  1. Air tightness test: Completely immerse the closed butterfly valve in water, and add air at the design pressure to the butterfly valve. Any bubbles escaping from the butterfly valve indicate the presence of a leak, and the size and frequency of the bubbles are related to the leak rate.

Three. How to reduce the leakage rate of butterfly valve

The leakage rate is just a parameter. The purpose of figuring out the cause of the leakage is to reduce the leakage rate.

  1. Based on the innate conditions of the butterfly valve, select the structure, valve body, valve plate and valve seat materials suitable for the medium to ensure that it has good corrosion resistance and sealing performance.
  2. Regarding the possibility of the butterfly valve becoming unfastened, regular maintenance and inspection of the butterfly valve is required to detect and deal with leakage problems in a timely manner to ensure the normal operation of the butterfly valve.

Four. Meaning in different applications:

  1. Industrial applications:

In industries such as chemical processing, oil and gas, and pharmaceuticals, leaking valves can cause serious production line safety, environmental safety, and personal safety issues. Therefore, butterfly valves with low leakage rates are essential for strict control of fluid flow.

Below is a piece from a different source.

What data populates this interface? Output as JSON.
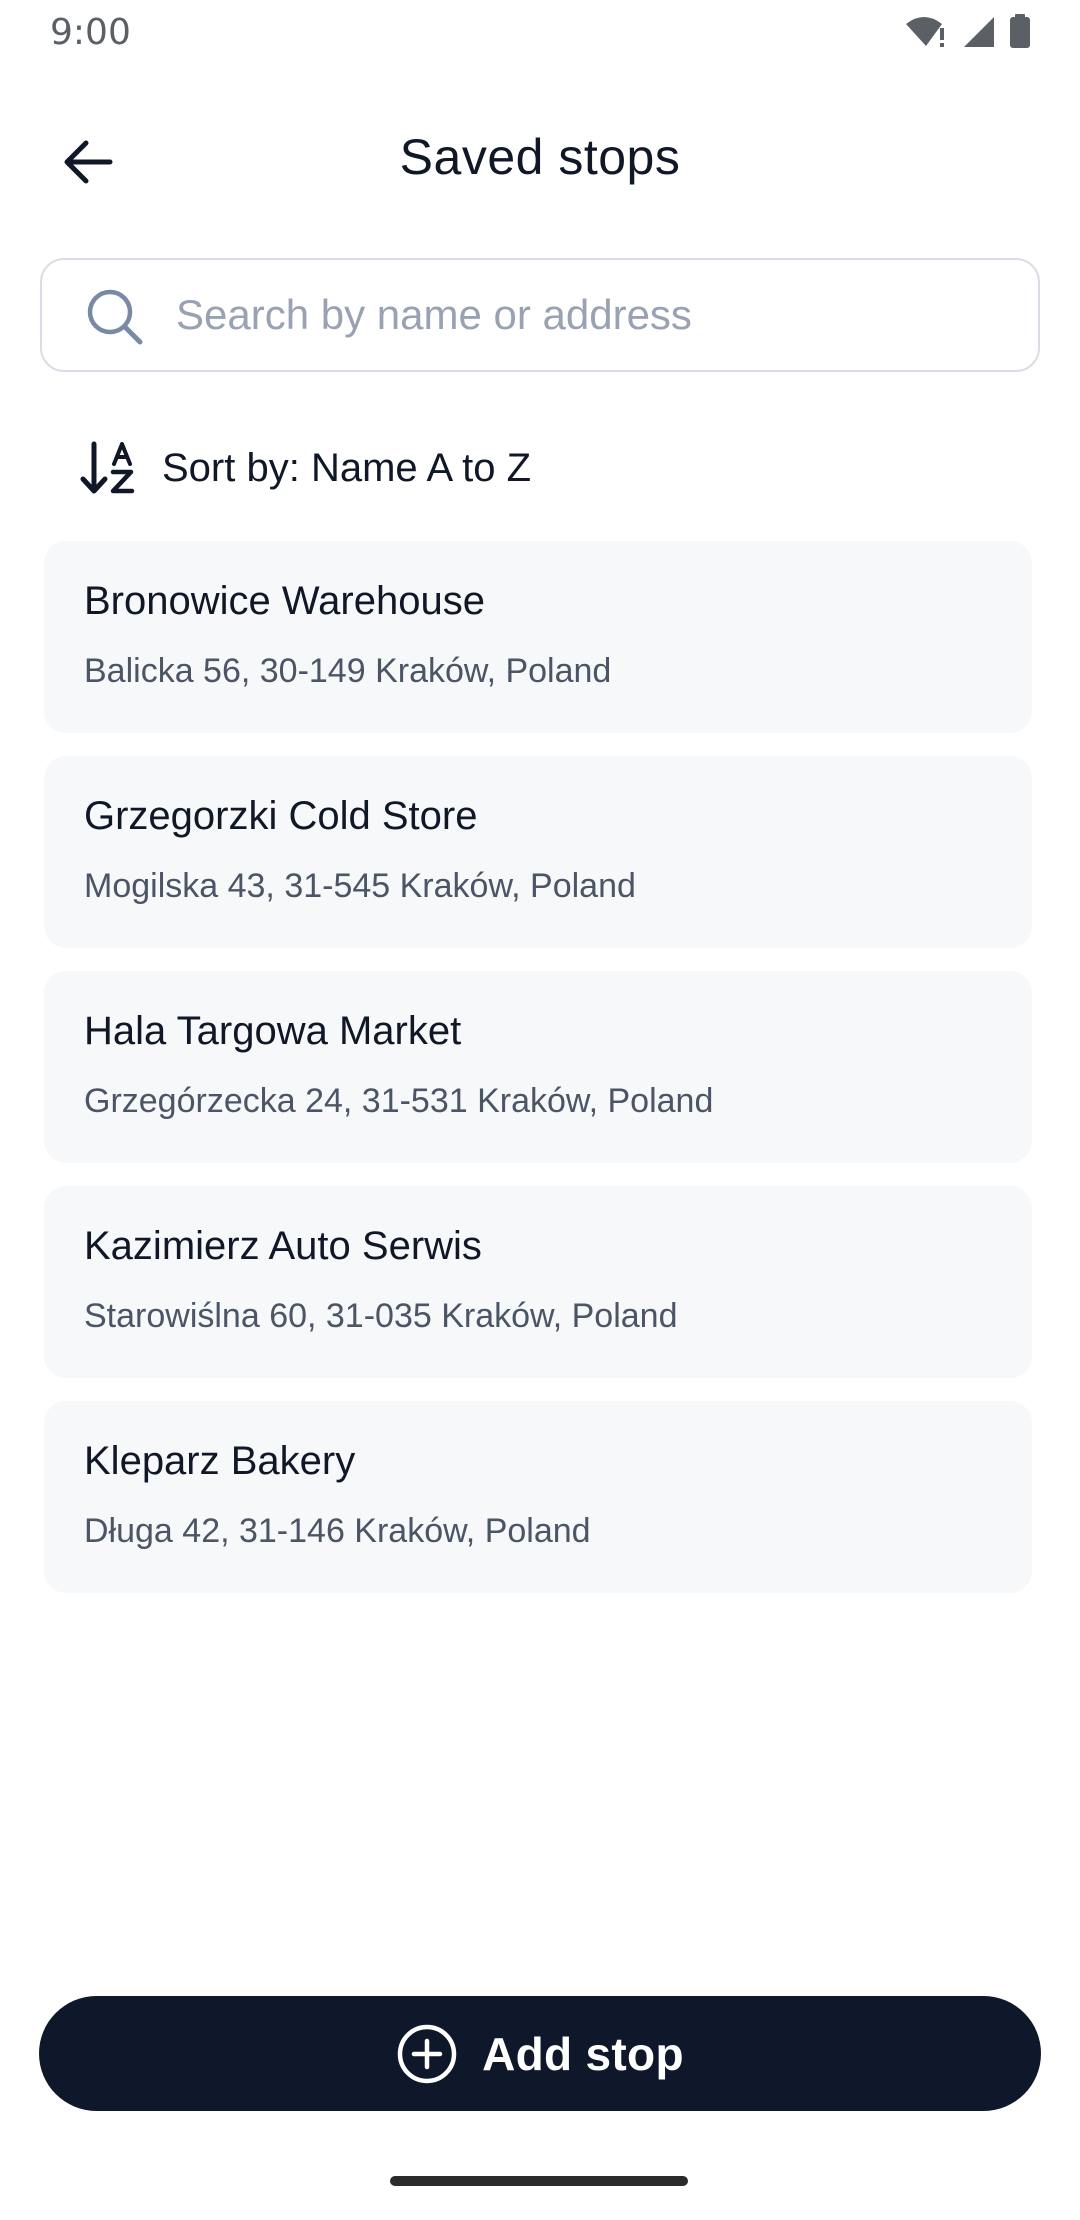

  1. Water treatment:

Butterfly valves are used to control the flow of water in municipal water systems where they are most commonly used. Low leakage rates prevent waste and ensure efficient distribution of water resources.

  1. HVAC system:

Heating, ventilation, and air conditioning (HVAC) systems rely on butterfly valves to control airflow. Minimizing leakage ensures energy efficiency within the building.

  1. Food and Beverages:

Sanitary butterfly valves are used in the food and beverage industry to control the flow of raw materials and products. Low leak rates are therefore crucial to prevent contamination and maintain product quality.

Five. conclusion:

The leakage rate of butterfly valves is affected by many factors, including design, material, use environment and operating frequency. Measurement methods such as valve seat liquid testing and air tightness testing allow precise assessment of leakage rates. Understanding these factors allows us to avoid defective butterfly valve leaks as much as possible, thereby ensuring the reliability, safety and efficiency of butterfly valves in industrial, water treatment, HVAC systems and food applications.